Last year, everything was green by now, although it was record warmth days on end. I didn't expect the fishing to be as fast as last year at Ryker Lake about now, but I didn't feel prepared at first to fish persistently. The first time we fished here felt exihilarating, so many pickerel. After 20 minutes or so of feeling lost and taking more pleasure in photography than in fishing, I began to feel the rhythm of fishing a shiner slowly, cast after cast, in four to seven feet of water, a pleasure my son never enjoyed, having given up to let a bobber float with a shiner underneath.
When you get into fishing, it's hard to stop, even if you're not getting a bump. You seem to become an extension of water flow and it feels good. I described this to my son, sitting nearby, but I think he had little idea of what I experienced right there before him. Flow is about the healthiest thing for you, perhaps, however it's achieved, and the ways to do it number limitless, but all are fairly difficult, at least at first.
As I spoke to Matt, I felt the tugging and weight I knew was a fish. When I set the hook, I thought at first it was a good one, but it was only a small pickerel, 14 or 15 inches. Thirty-acre Ryker Lake in Sussex County is designated a Conservation Bass Lake by Fish & Wildlife, minimum size 15 inches. We return our bass anyhow and so far we've caught only small pickerel and bass here. Perhaps during the summer with weedless plastics in the thick mats we could catch some nice bass in our inflatable, but I find it hard to imagine two and three-pound bass would take such lures like they used to on Lake Musconetcong.

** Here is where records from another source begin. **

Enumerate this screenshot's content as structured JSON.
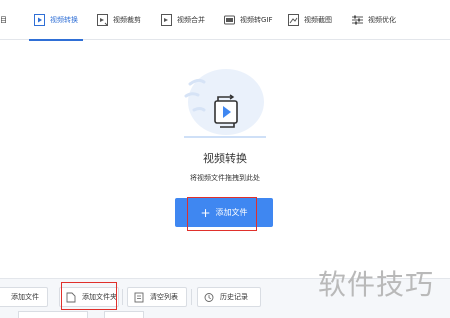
{
  "topbar": {
    "lead_label": "目",
    "tabs": [
      {
        "label": "视频转换",
        "icon": "video-convert-icon",
        "active": true
      },
      {
        "label": "视频裁剪",
        "icon": "video-trim-icon",
        "active": false
      },
      {
        "label": "视频合并",
        "icon": "video-merge-icon",
        "active": false
      },
      {
        "label": "视频转GIF",
        "icon": "video-to-gif-icon",
        "active": false
      },
      {
        "label": "视频截图",
        "icon": "video-screenshot-icon",
        "active": false
      },
      {
        "label": "视频优化",
        "icon": "video-optimize-icon",
        "active": false
      }
    ]
  },
  "main": {
    "hero_icon": "video-play-illustration-icon",
    "title": "视频转换",
    "hint": "将视频文件拖拽到此处",
    "add_button": {
      "label": "添加文件",
      "icon": "plus-icon"
    }
  },
  "bottombar": {
    "buttons": [
      {
        "label": "添加文件",
        "icon": "add-file-icon"
      },
      {
        "label": "添加文件夹",
        "icon": "add-folder-icon"
      },
      {
        "label": "清空列表",
        "icon": "clear-list-icon"
      },
      {
        "label": "历史记录",
        "icon": "history-icon"
      }
    ]
  },
  "watermark": "软件技巧",
  "colors": {
    "accent": "#3f87f1",
    "highlight": "#e0302b",
    "tab_active": "#2f6fd6"
  }
}
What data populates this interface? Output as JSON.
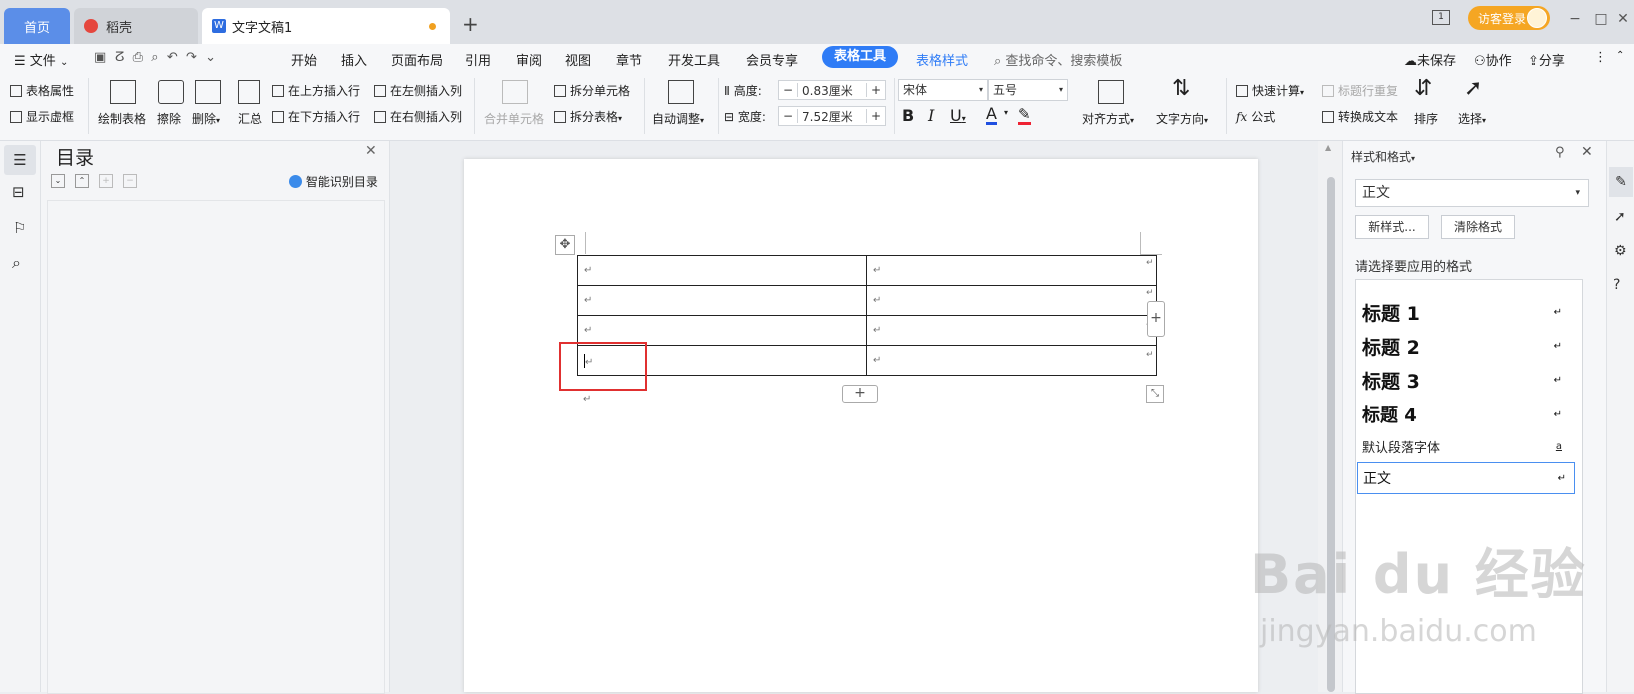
{
  "tabs": {
    "home": "首页",
    "wps": "稻壳",
    "doc": "文字文稿1",
    "doc_logo": "W",
    "new_tab": "+"
  },
  "titlebar": {
    "login": "访客登录",
    "window_badge": "1",
    "min": "−",
    "max": "□",
    "close": "✕"
  },
  "menu": {
    "file": "文件",
    "items": [
      "开始",
      "插入",
      "页面布局",
      "引用",
      "审阅",
      "视图",
      "章节",
      "开发工具",
      "会员专享"
    ],
    "active": "表格工具",
    "table_style": "表格样式",
    "search": "查找命令、搜索模板",
    "unsaved": "未保存",
    "collab": "协作",
    "share": "分享"
  },
  "ribbon": {
    "table_props": "表格属性",
    "show_grid": "显示虚框",
    "draw_table": "绘制表格",
    "erase": "擦除",
    "delete": "删除",
    "summary": "汇总",
    "insert_row_above": "在上方插入行",
    "insert_row_below": "在下方插入行",
    "insert_col_left": "在左侧插入列",
    "insert_col_right": "在右侧插入列",
    "merge_cells": "合并单元格",
    "split_cells": "拆分单元格",
    "split_table": "拆分表格",
    "auto_fit": "自动调整",
    "height_label": "高度:",
    "height_value": "0.83厘米",
    "width_label": "宽度:",
    "width_value": "7.52厘米",
    "font": "宋体",
    "size": "五号",
    "bold": "B",
    "italic": "I",
    "underline": "U",
    "font_color": "A",
    "align": "对齐方式",
    "text_dir": "文字方向",
    "quick_calc": "快速计算",
    "formula": "公式",
    "repeat_header": "标题行重复",
    "to_text": "转换成文本",
    "sort": "排序",
    "select": "选择"
  },
  "toc": {
    "title": "目录",
    "smart": "智能识别目录"
  },
  "document": {
    "para_mark": "↵",
    "rows": 4,
    "cols": 2,
    "add": "+"
  },
  "styles_panel": {
    "title": "样式和格式",
    "current": "正文",
    "new_style": "新样式...",
    "clear_format": "清除格式",
    "prompt": "请选择要应用的格式",
    "items": [
      "标题 1",
      "标题 2",
      "标题 3",
      "标题 4",
      "默认段落字体",
      "正文"
    ],
    "item_marks": [
      "↵",
      "↵",
      "↵",
      "↵",
      "a",
      "↵"
    ]
  },
  "watermark": {
    "brand": "Bai du 经验",
    "url": "jingyan.baidu.com"
  }
}
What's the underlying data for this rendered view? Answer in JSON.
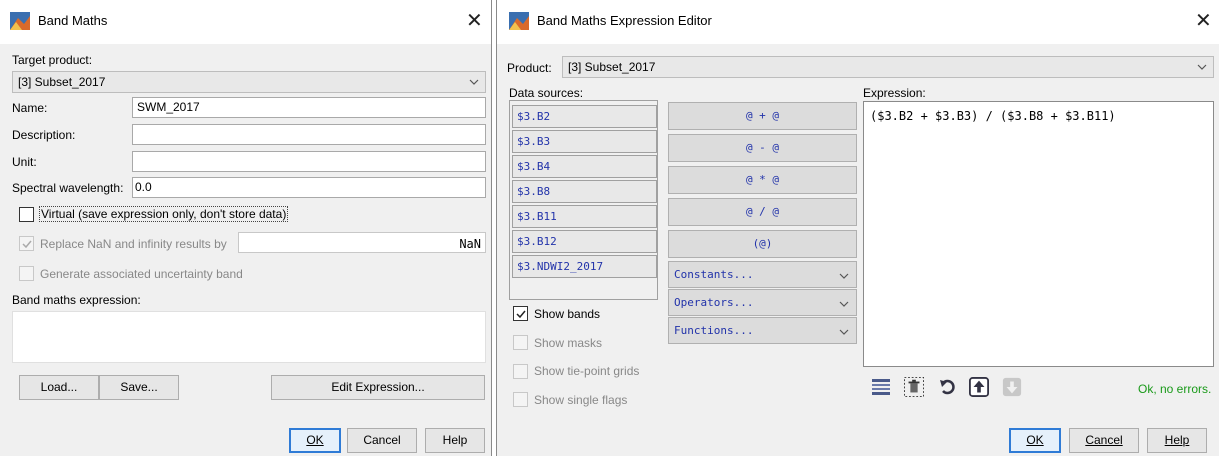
{
  "band_maths": {
    "title": "Band Maths",
    "target_product_label": "Target product:",
    "target_product_value": "[3] Subset_2017",
    "name_label": "Name:",
    "name_value": "SWM_2017",
    "description_label": "Description:",
    "description_value": "",
    "unit_label": "Unit:",
    "unit_value": "",
    "spectral_wavelength_label": "Spectral wavelength:",
    "spectral_wavelength_value": "0.0",
    "virtual_label": "Virtual (save expression only, don't store data)",
    "virtual_checked": false,
    "replace_nan_label": "Replace NaN and infinity results by",
    "replace_nan_value": "NaN",
    "replace_nan_checked": true,
    "uncertainty_label": "Generate associated uncertainty band",
    "expression_label": "Band maths expression:",
    "expression_value": "",
    "load_label": "Load...",
    "save_label": "Save...",
    "edit_expression_label": "Edit Expression...",
    "ok_label": "OK",
    "cancel_label": "Cancel",
    "help_label": "Help"
  },
  "editor": {
    "title": "Band Maths Expression Editor",
    "product_label": "Product:",
    "product_value": "[3] Subset_2017",
    "data_sources_label": "Data sources:",
    "data_sources": [
      "$3.B2",
      "$3.B3",
      "$3.B4",
      "$3.B8",
      "$3.B11",
      "$3.B12",
      "$3.NDWI2_2017"
    ],
    "operators": [
      "@ + @",
      "@ - @",
      "@ * @",
      "@ / @",
      "(@)"
    ],
    "dropdowns": [
      "Constants...",
      "Operators...",
      "Functions..."
    ],
    "show_bands_label": "Show bands",
    "show_bands_checked": true,
    "show_masks_label": "Show masks",
    "show_tie_point_label": "Show tie-point grids",
    "show_single_flags_label": "Show single flags",
    "expression_label": "Expression:",
    "expression_value": "($3.B2 + $3.B3) / ($3.B8 + $3.B11)",
    "status": "Ok, no errors.",
    "status_color": "#1a9a1a",
    "ok_label": "OK",
    "cancel_label": "Cancel",
    "help_label": "Help"
  },
  "colors": {
    "accent": "#2f7bd6",
    "link_blue": "#2233aa"
  }
}
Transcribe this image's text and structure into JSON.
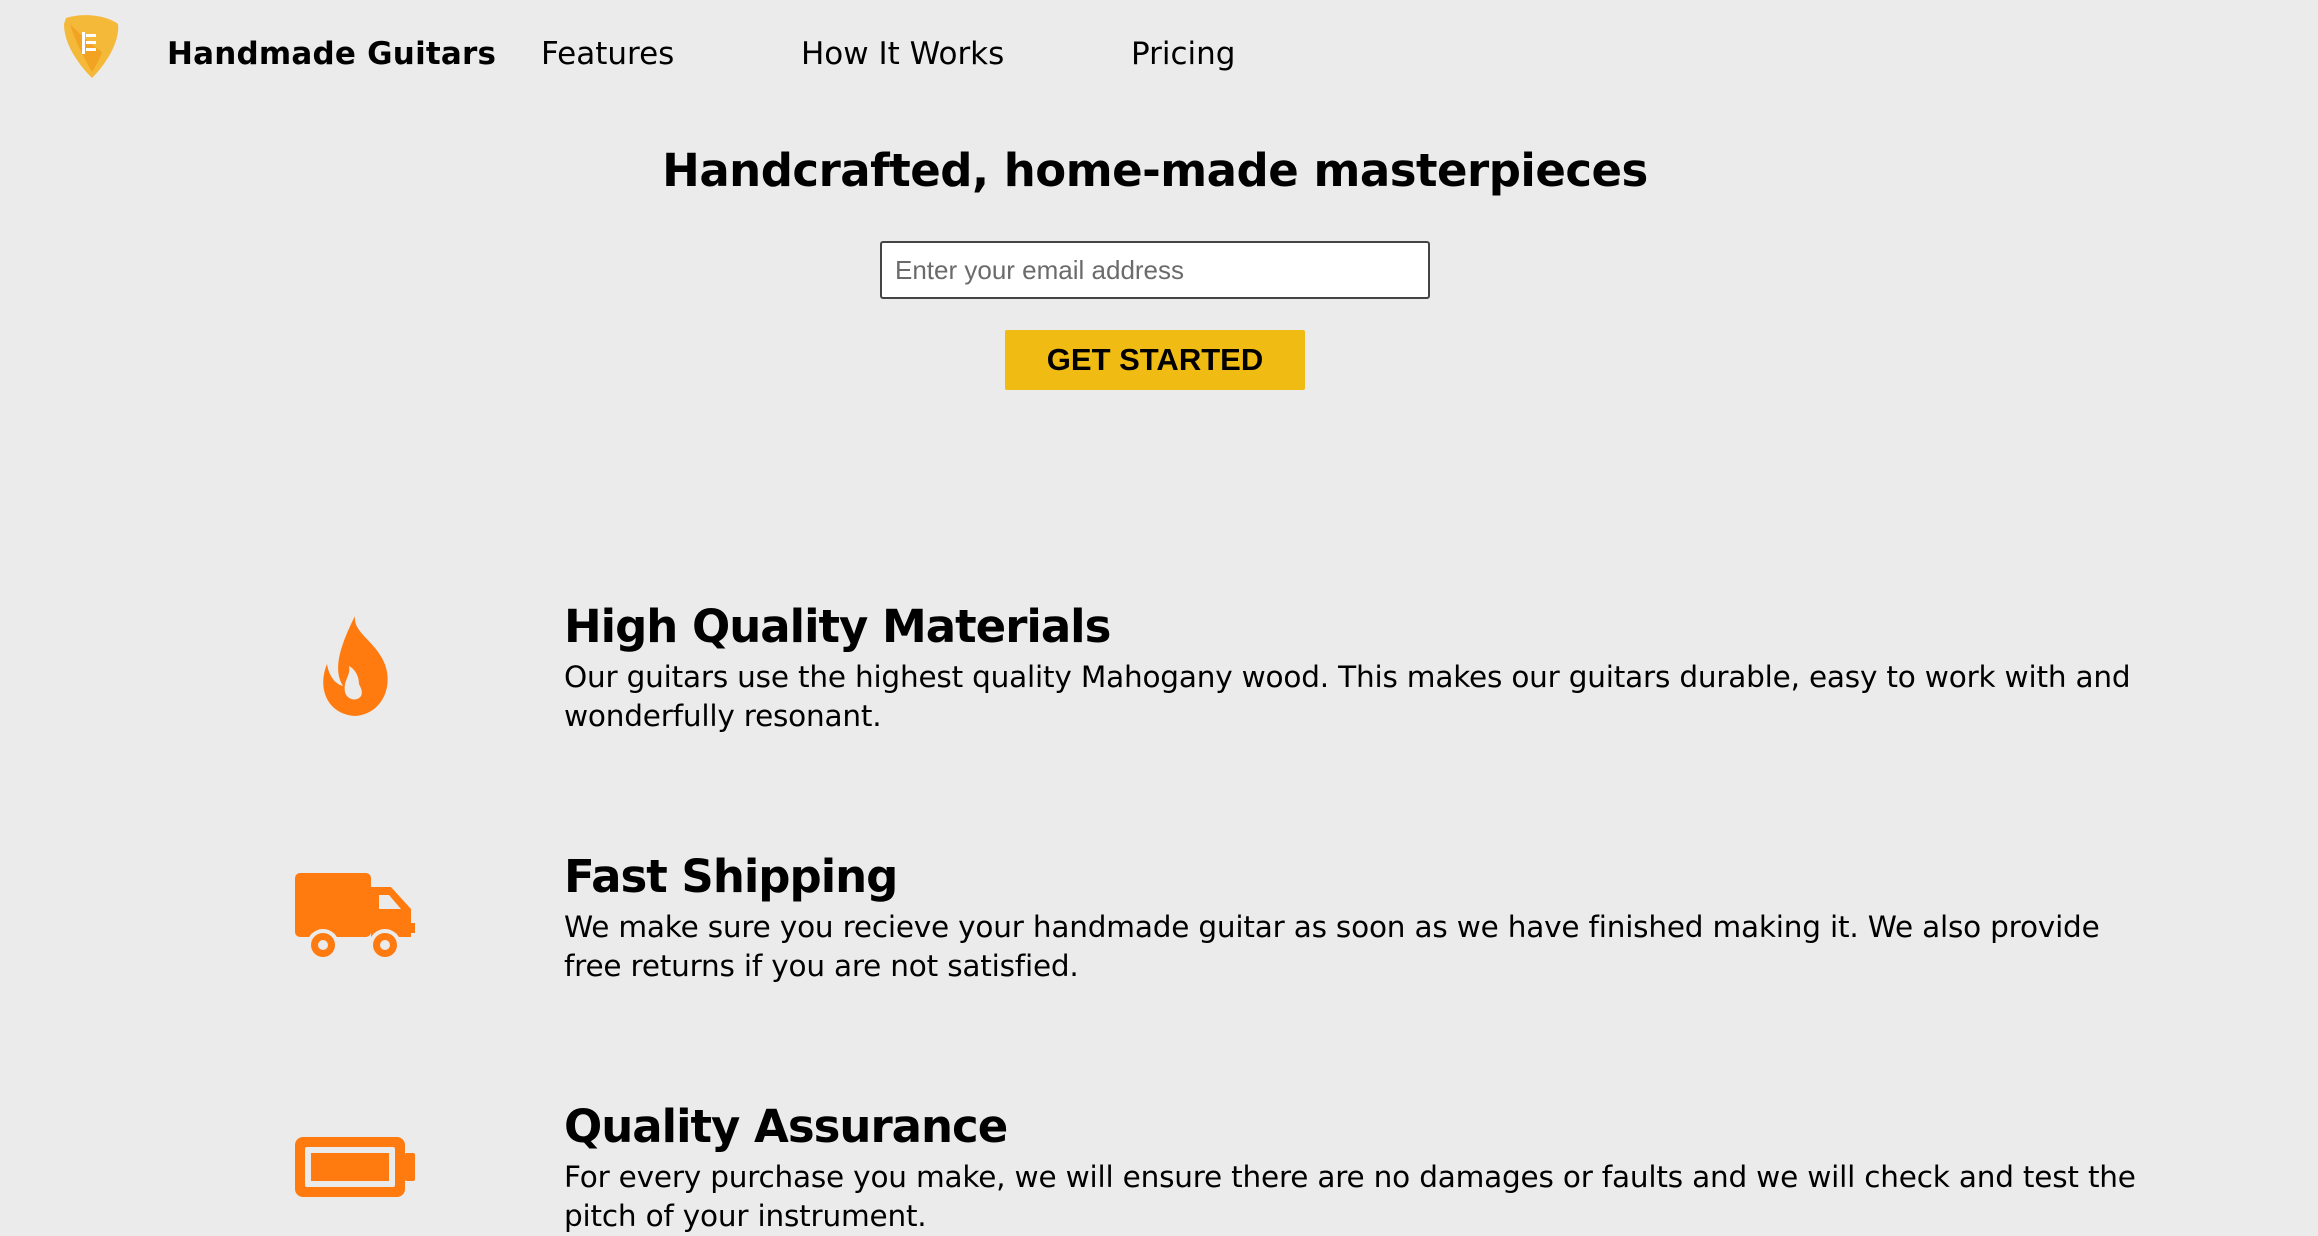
{
  "header": {
    "brand": "Handmade Guitars",
    "logo_icon": "guitar-pick-icon",
    "nav": [
      {
        "label": "Features"
      },
      {
        "label": "How It Works"
      },
      {
        "label": "Pricing"
      }
    ]
  },
  "hero": {
    "title": "Handcrafted, home-made masterpieces",
    "email_placeholder": "Enter your email address",
    "cta_label": "GET STARTED"
  },
  "features": [
    {
      "icon": "fire-icon",
      "title": "High Quality Materials",
      "description": "Our guitars use the highest quality Mahogany wood. This makes our guitars durable, easy to work with and wonderfully resonant."
    },
    {
      "icon": "truck-icon",
      "title": "Fast Shipping",
      "description": "We make sure you recieve your handmade guitar as soon as we have finished making it. We also provide free returns if you are not satisfied."
    },
    {
      "icon": "battery-full-icon",
      "title": "Quality Assurance",
      "description": "For every purchase you make, we will ensure there are no damages or faults and we will check and test the pitch of your instrument."
    }
  ],
  "colors": {
    "background": "#ebebeb",
    "accent_icon": "#ff7a0f",
    "logo": "#f5b93a",
    "cta": "#f0bb12"
  }
}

If you know otherwise, leave a comment, I'd like to hear about it.